I was familiar with the term “Stage 4.” I’m a surgical scrub nurse in the labor and delivery unit of our local hospital, so I know medical terminology. Maybe it was because of this that I could never fully wrap my  head around how she could possibly ever fully “beat” stage 4 cancer. So I prayed for time. I only got two years. She died on May 17, 2020.

I had hoped Caitlin would have more time to do some stuff before she died – to travel and experience the world. She kept on with different treatments. Chemo. Radiation. A clinical trial with an immunotherapy. They would work, a little bit. The tumors might shrink, but then come back. Or the treatment would work on the tumors in her cervix, but not on the cancer that had spread to the other parts of her body.  Still, she kept her spirits up. She kept fighting. She found a community of support in Cervivor. She did all that she could to share her story. She wanted to make sure that this didn’t need to happen to anyone else. She had so looked forward to attending the September 2019 Cervivor School in Chicago to hone her story sharing and outreach skills, but was ultimately too sick to attend.

As her mother, I just tried to accommodate her in any way I could. Whatever she wanted to do, I helped her do it. She surrounded herself with family and friends. She cherished her time with her nieces and her friends’ young children and took so much joy in them. Her best friends came from near and far and took turns living with her. Her brother came home from the military and stayed with her. She surrounded herself with love. Her friends made sure she was not alone. They did fundraisers to help with her medical costs. They organized meal drops. They strived to have “regular” Friday nights with pizza and beer, hanging out in her living room so that she didn’t have to give up her social life even when cancer was taking its toll. That made such an impression on me. I was proud that my daughter – always a fun and popular girl who loved going to concerts and music festivals – had such strong friendships and supportive friends.

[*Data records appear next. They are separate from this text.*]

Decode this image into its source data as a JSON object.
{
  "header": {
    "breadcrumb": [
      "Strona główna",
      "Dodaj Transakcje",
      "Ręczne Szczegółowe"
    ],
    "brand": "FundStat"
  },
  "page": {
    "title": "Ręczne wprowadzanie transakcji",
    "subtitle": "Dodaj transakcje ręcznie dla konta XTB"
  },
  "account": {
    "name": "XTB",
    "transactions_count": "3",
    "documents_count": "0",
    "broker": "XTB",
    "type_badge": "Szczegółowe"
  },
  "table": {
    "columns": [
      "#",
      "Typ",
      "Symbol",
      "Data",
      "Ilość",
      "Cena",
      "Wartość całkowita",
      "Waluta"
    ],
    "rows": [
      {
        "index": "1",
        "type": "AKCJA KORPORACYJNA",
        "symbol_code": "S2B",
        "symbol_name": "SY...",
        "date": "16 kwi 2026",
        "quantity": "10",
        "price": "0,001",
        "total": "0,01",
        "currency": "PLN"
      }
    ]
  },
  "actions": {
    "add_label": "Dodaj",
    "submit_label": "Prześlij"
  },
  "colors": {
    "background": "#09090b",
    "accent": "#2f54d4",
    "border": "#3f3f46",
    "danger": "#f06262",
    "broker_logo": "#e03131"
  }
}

I took the role of taking care of the caretakers. I cooked for everyone. I straightened up. That is the story of my life. I’m a mother and a nurse. But I wish I had stopped running around and just sat down to “be” with Caitlin. I wish I had just slowed down and spent time with her rather than always being so focused on “taking care” of her.

Yet at the same time, I’m always wondering, did I do enough for her?

Please tell me I did everything I could for her.

Please tell me I was a good mother.

I took family medical leave from work when Caitlin finally entered the care of hospice. I didn’t realize that two weeks after she started hospice, she would be gone.

Caitlin left me a gift that I am forever grateful for. Mother’s Day was a few days before she passed away. She gave me a beautiful Mother’s Day card that told me exactly what I needed to hear – that she loved me and loved her family. That card assured me that she knew she was loved and well cared for. I pray on those sentiments. I carry them with me.

I think what Caitlin would want to tell all women undergoing cervical cancer treatment, all women in general and, really, all people is this:

  • Listen to your body. Advocate for yourself.
  • None of the bullsh*t matters.
  • Cherish your time with your friends and your family.
  • Let go of FOMO (fear of missing out). If you are with your family and friends, there is nothing more important that you are missing.

I keep Caitlin alive in my mind every day. I talk to Caitlin’s friends about what is going on in their lives, and I find comfort in that. We are all friends on Facebook, and when a Facebook “memory” with Caitlin pops up for them, they share that with me.  They share photos of Caitlin at concerts, festivals, weddings and celebrations.  They share those photo memories of my beautiful daughter out enjoying the world with them. Her life was short. But she did amazing things and surrounded herself with amazing people.